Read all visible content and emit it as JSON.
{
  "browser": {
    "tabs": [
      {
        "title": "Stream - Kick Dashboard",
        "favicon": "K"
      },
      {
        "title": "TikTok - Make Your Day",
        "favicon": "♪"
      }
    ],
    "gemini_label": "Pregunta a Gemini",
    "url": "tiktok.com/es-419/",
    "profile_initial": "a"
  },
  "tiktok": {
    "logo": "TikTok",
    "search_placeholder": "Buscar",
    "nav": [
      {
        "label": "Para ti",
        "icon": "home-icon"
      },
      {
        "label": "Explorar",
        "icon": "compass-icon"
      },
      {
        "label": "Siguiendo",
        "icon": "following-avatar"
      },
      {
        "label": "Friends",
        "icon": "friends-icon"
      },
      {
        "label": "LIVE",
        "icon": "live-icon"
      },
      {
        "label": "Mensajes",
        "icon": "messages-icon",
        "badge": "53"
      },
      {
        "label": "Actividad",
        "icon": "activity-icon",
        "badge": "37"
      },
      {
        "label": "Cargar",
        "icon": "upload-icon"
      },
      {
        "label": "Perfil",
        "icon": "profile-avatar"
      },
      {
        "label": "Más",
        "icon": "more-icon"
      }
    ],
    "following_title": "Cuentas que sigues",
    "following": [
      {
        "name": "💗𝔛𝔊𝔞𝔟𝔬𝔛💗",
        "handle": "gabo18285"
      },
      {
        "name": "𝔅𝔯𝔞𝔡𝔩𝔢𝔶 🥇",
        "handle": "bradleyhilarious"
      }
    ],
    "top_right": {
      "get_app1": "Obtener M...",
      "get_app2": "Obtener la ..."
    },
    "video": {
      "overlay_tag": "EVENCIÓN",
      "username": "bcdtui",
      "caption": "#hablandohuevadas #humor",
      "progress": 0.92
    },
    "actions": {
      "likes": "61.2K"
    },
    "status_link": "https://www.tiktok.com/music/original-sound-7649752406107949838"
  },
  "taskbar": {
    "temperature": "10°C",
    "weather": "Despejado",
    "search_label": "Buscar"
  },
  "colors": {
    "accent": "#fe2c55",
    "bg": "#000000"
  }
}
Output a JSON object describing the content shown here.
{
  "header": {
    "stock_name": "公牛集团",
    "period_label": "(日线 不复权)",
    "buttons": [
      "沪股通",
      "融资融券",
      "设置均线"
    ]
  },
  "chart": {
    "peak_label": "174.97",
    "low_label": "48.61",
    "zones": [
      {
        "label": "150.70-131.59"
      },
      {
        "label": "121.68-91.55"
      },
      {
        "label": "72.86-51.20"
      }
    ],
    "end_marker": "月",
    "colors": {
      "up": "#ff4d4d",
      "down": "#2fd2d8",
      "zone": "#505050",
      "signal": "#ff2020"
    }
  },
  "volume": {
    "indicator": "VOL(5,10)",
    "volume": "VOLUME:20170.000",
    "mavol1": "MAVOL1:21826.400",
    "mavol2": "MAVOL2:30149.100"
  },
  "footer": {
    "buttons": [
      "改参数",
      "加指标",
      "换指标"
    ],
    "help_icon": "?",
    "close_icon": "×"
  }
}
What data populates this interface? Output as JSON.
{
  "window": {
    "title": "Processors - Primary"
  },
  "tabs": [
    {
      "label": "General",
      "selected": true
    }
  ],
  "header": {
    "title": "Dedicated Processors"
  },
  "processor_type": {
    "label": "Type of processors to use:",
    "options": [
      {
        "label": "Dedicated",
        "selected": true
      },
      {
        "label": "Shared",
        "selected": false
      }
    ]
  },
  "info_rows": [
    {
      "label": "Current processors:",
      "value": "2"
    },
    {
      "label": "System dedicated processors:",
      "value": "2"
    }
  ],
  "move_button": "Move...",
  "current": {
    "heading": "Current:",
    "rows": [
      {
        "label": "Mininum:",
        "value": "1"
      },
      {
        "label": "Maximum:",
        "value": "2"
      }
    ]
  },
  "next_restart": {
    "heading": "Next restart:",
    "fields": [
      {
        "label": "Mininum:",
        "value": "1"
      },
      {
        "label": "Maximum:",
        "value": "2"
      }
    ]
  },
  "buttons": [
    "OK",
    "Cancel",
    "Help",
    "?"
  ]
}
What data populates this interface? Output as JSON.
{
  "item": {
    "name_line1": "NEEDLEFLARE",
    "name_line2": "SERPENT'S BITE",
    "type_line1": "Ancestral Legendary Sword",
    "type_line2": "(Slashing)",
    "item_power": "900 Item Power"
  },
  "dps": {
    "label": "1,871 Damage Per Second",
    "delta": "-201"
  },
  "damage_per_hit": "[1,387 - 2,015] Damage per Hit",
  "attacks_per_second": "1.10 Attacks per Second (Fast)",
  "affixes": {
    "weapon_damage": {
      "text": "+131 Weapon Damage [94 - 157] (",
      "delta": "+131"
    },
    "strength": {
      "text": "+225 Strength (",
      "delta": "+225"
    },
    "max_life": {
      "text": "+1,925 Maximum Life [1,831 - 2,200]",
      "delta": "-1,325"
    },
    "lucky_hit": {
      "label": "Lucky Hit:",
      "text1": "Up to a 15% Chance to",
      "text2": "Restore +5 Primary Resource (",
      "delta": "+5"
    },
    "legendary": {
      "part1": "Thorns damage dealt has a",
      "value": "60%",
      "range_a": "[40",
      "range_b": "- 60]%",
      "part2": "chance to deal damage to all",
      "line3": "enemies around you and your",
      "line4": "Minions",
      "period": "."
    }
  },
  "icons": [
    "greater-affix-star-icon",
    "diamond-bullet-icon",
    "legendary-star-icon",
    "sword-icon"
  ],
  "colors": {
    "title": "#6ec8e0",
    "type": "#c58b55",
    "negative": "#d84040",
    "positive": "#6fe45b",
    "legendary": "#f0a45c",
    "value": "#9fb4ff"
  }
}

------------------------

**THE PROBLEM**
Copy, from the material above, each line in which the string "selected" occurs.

**SOLUTION**
      "selected": true
        "selected": true
        "selected": false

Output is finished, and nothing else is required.